According to DHS, the detained population at the end of November was 44,860.

For many Democrats, immigration enforcement has become more pressing than funding battles over the wall.

“There are many more constituents who are affected by immigration enforcement than by the construction of a wall,” a Democratic aide said.

Trump’s proposed border wall played a prominent role in his 2016 campaign and has become an obstacle to passing spending bills every year since he took office.

Congress has repeatedly refused to allocate the roughly $5 billion he’s requested annually. Last year, the standoff led to a record-long 35-day government shutdown, after which Trump declared a state of emergency in order to reprogram other funds toward the wall. 

Neither the Democratic-controlled House nor the GOP-led Senate have succeeded in passing a DHS funding bill this year. Each chamber advanced its version of the spending bill in committee along party lines.

Negotiations on ICE have made little headway.

“That’s one of the two big issues, the wall funding and the riders that go along with that, and the ICE beds, and we’re negotiating that right now,” said Sen. Shelley Moore CapitoShelley Wellons Moore CapitoRepublicans fear backlash over Trump's threatened veto on Confederate names McConnell makes strong call for masks, saying there should be no stigma Ernst sinks vote on Trump EPA nominee MORE (R-W.Va.), chairwoman of the Senate Appropriations Subcommittee on Homeland Security.

Senate Appropriations Committee Chairman Richard ShelbyRichard Craig ShelbyDemocrats sidestep budget deal by seeking 0B in emergency spending Fights over police reform, COVID-19 delay Senate appropriations markups Trump's push for major infrastructure bill faces GOP opposition MORE (R-Ala.) said Thursday that he was not optimistic about getting all the issues resolved before the Dec. 20 funding deadline.

“The reality is we haven’t closed the big impediments,” he said.

The ICE issue, he added, remained a sticking point. 

“The Democrats do not seem to be forthcoming with us on some of that, but that’s something we’ve got to discuss,” he said.

Appropriators had originally pegged Friday as the deadline for subcommittee chairs to wrap up work on the 12 annual spending bills, but several of the larger issues have been punted to next week.

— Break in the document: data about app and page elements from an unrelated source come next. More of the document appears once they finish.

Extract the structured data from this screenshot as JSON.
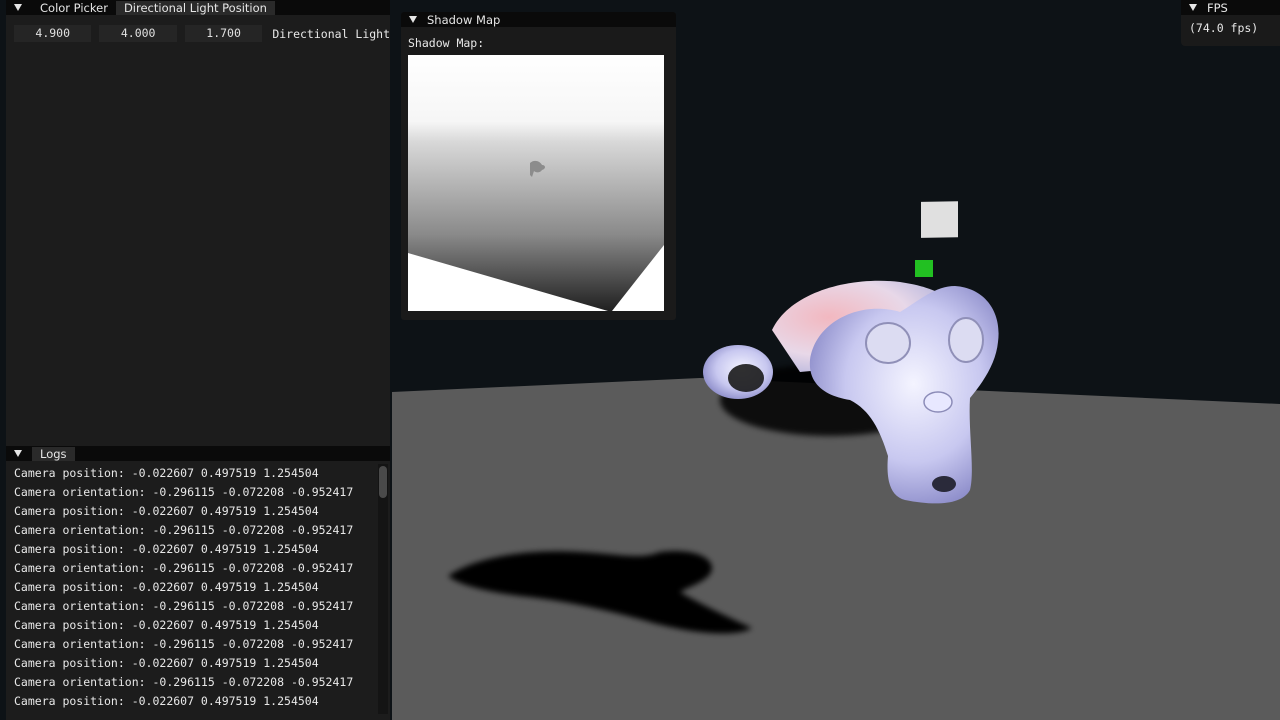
{
  "color_picker_window": {
    "tabs": [
      "Color Picker",
      "Directional Light Position"
    ],
    "position": {
      "x": "4.900",
      "y": "4.000",
      "z": "1.700"
    },
    "label": "Directional Light"
  },
  "logs_window": {
    "title": "Logs",
    "lines": [
      "Camera position: -0.022607 0.497519 1.254504",
      "Camera orientation: -0.296115 -0.072208 -0.952417",
      "Camera position: -0.022607 0.497519 1.254504",
      "Camera orientation: -0.296115 -0.072208 -0.952417",
      "Camera position: -0.022607 0.497519 1.254504",
      "Camera orientation: -0.296115 -0.072208 -0.952417",
      "Camera position: -0.022607 0.497519 1.254504",
      "Camera orientation: -0.296115 -0.072208 -0.952417",
      "Camera position: -0.022607 0.497519 1.254504",
      "Camera orientation: -0.296115 -0.072208 -0.952417",
      "Camera position: -0.022607 0.497519 1.254504",
      "Camera orientation: -0.296115 -0.072208 -0.952417",
      "Camera position: -0.022607 0.497519 1.254504"
    ]
  },
  "shadow_map_window": {
    "title": "Shadow Map",
    "label": "Shadow Map:"
  },
  "fps_window": {
    "title": "FPS",
    "value": "(74.0 fps)"
  },
  "colors": {
    "background": "#0d1216",
    "floor": "#5b5b5b",
    "light_marker": "#22c022",
    "light_cube": "#e0e0e0"
  }
}
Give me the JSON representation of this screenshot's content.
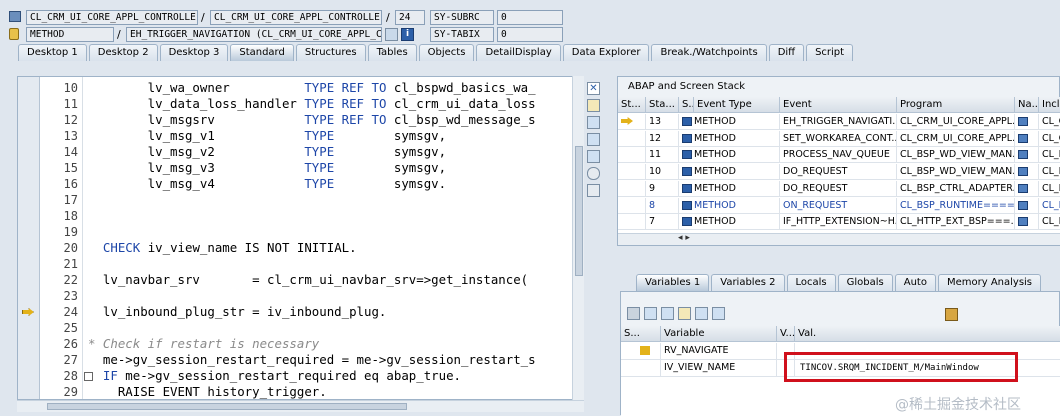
{
  "header": {
    "row1": {
      "f1": "CL_CRM_UI_CORE_APPL_CONTROLLE...",
      "sep1": "/",
      "f2": "CL_CRM_UI_CORE_APPL_CONTROLLE...",
      "sep2": "/",
      "f3": "24",
      "label": "SY-SUBRC",
      "value": "0"
    },
    "row2": {
      "f1": "METHOD",
      "sep1": "/",
      "f2": "EH_TRIGGER_NAVIGATION (CL_CRM_UI_CORE_APPL_C...",
      "label": "SY-TABIX",
      "value": "0"
    }
  },
  "tabs": [
    "Desktop 1",
    "Desktop 2",
    "Desktop 3",
    "Standard",
    "Structures",
    "Tables",
    "Objects",
    "DetailDisplay",
    "Data Explorer",
    "Break./Watchpoints",
    "Diff",
    "Script"
  ],
  "active_tab": "Standard",
  "code": [
    {
      "n": "10",
      "t": "        lv_wa_owner          ",
      "k": "TYPE REF TO",
      "r": " cl_bspwd_basics_wa_"
    },
    {
      "n": "11",
      "t": "        lv_data_loss_handler ",
      "k": "TYPE REF TO",
      "r": " cl_crm_ui_data_loss"
    },
    {
      "n": "12",
      "t": "        lv_msgsrv            ",
      "k": "TYPE REF TO",
      "r": " cl_bsp_wd_message_s"
    },
    {
      "n": "13",
      "t": "        lv_msg_v1            ",
      "k": "TYPE",
      "r": "        symsgv,"
    },
    {
      "n": "14",
      "t": "        lv_msg_v2            ",
      "k": "TYPE",
      "r": "        symsgv,"
    },
    {
      "n": "15",
      "t": "        lv_msg_v3            ",
      "k": "TYPE",
      "r": "        symsgv,"
    },
    {
      "n": "16",
      "t": "        lv_msg_v4            ",
      "k": "TYPE",
      "r": "        symsgv."
    },
    {
      "n": "17",
      "t": "",
      "k": "",
      "r": ""
    },
    {
      "n": "18",
      "t": "",
      "k": "",
      "r": ""
    },
    {
      "n": "19",
      "t": "",
      "k": "",
      "r": ""
    },
    {
      "n": "20",
      "t": "  ",
      "k": "CHECK",
      "r": " iv_view_name IS NOT INITIAL."
    },
    {
      "n": "21",
      "t": "",
      "k": "",
      "r": ""
    },
    {
      "n": "22",
      "t": "  lv_navbar_srv       = cl_crm_ui_navbar_srv=>get_instance(",
      "k": "",
      "r": ""
    },
    {
      "n": "23",
      "t": "",
      "k": "",
      "r": ""
    },
    {
      "n": "24",
      "t": "  lv_inbound_plug_str = iv_inbound_plug.",
      "k": "",
      "r": ""
    },
    {
      "n": "25",
      "t": "",
      "k": "",
      "r": ""
    },
    {
      "n": "26",
      "t": "",
      "k": "",
      "r": "",
      "c": "* Check if restart is necessary"
    },
    {
      "n": "27",
      "t": "  me->gv_session_restart_required = me->gv_session_restart_s",
      "k": "",
      "r": ""
    },
    {
      "n": "28",
      "t": "  ",
      "k": "IF",
      "r": " me->gv_session_restart_required eq abap_true."
    },
    {
      "n": "29",
      "t": "    RAISE EVENT history_trigger.",
      "k": "",
      "r": ""
    }
  ],
  "stack": {
    "title": "ABAP and Screen Stack",
    "columns": [
      "St...",
      "Sta...",
      "S...",
      "Event Type",
      "Event",
      "Program",
      "Na...",
      "Inclu"
    ],
    "rows": [
      {
        "sta": "13",
        "type": "METHOD",
        "event": "EH_TRIGGER_NAVIGATI...",
        "program": "CL_CRM_UI_CORE_APPL...",
        "incl": "CL_C"
      },
      {
        "sta": "12",
        "type": "METHOD",
        "event": "SET_WORKAREA_CONT...",
        "program": "CL_CRM_UI_CORE_APPL...",
        "incl": "CL_C"
      },
      {
        "sta": "11",
        "type": "METHOD",
        "event": "PROCESS_NAV_QUEUE",
        "program": "CL_BSP_WD_VIEW_MAN...",
        "incl": "CL_B"
      },
      {
        "sta": "10",
        "type": "METHOD",
        "event": "DO_REQUEST",
        "program": "CL_BSP_WD_VIEW_MAN...",
        "incl": "CL_B"
      },
      {
        "sta": "9",
        "type": "METHOD",
        "event": "DO_REQUEST",
        "program": "CL_BSP_CTRL_ADAPTER...",
        "incl": "CL_B"
      },
      {
        "sta": "8",
        "type": "METHOD",
        "event": "ON_REQUEST",
        "program": "CL_BSP_RUNTIME====...",
        "incl": "CL_B"
      },
      {
        "sta": "7",
        "type": "METHOD",
        "event": "IF_HTTP_EXTENSION~H...",
        "program": "CL_HTTP_EXT_BSP===...",
        "incl": "CL_H"
      }
    ]
  },
  "var_tabs": [
    "Variables 1",
    "Variables 2",
    "Locals",
    "Globals",
    "Auto",
    "Memory Analysis"
  ],
  "vars": {
    "columns": [
      "S...",
      "Variable",
      "V...",
      "Val."
    ],
    "rows": [
      {
        "name": "RV_NAVIGATE",
        "val": ""
      },
      {
        "name": "IV_VIEW_NAME",
        "val": "TINCOV.SRQM_INCIDENT_M/MainWindow"
      }
    ]
  },
  "watermark": "@稀土掘金技术社区",
  "colors": {
    "highlight_box": "#d0101c",
    "keyword": "#1d46a8",
    "accent": "#2c5fa8"
  }
}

Any unresolved issues would be left to Shelby to hammer out with House Appropriations Committee Chairwoman Nita LoweyNita Sue LoweyDemocrats sidestep budget deal by seeking 0B in emergency spending New Jersey incumbents steamroll progressive challengers in primaries Overnight Defense: House Dems offer M for Army to rename bases | Bill takes aim at money for Trump's border wall | Suspect in custody after shooting at Marine training facility  MORE (D-N.Y.) and their respective ranking members, Sen. Patrick LeahyPatrick Joseph LeahyData shows seven Senate Democrats have majority non-white staffs Senate panel advances bill targeting online child sexual abuse Overnight Defense: Navy won't reinstate fired captain | Dems probe use of federal officers in DC | Air Force appoints woman as top noncommissioned officer MORE (D-Vt.) and Rep. Kay GrangerNorvell (Kay) Kay GrangerOn The Money: Deficit rises to record .7 trillion amid pandemic: CBO | Democrats sidestep budget deal by seeking 0B in emergency spending | House panel advances spending bill with funding boost to IRS House panel advances spending bill with funding boost to IRS The Hill's Morning Report - Presented by Facebook - Trump backs another T stimulus, urges governors to reopen schools MORE (R-Texas).

With time running out and seemingly insurmountable obstacles surrounding ICE, some are already raising the possibility that another stopgap measure will be required. 

“[We] have to be thinking about it seriously by the end of next week,” Shelby said.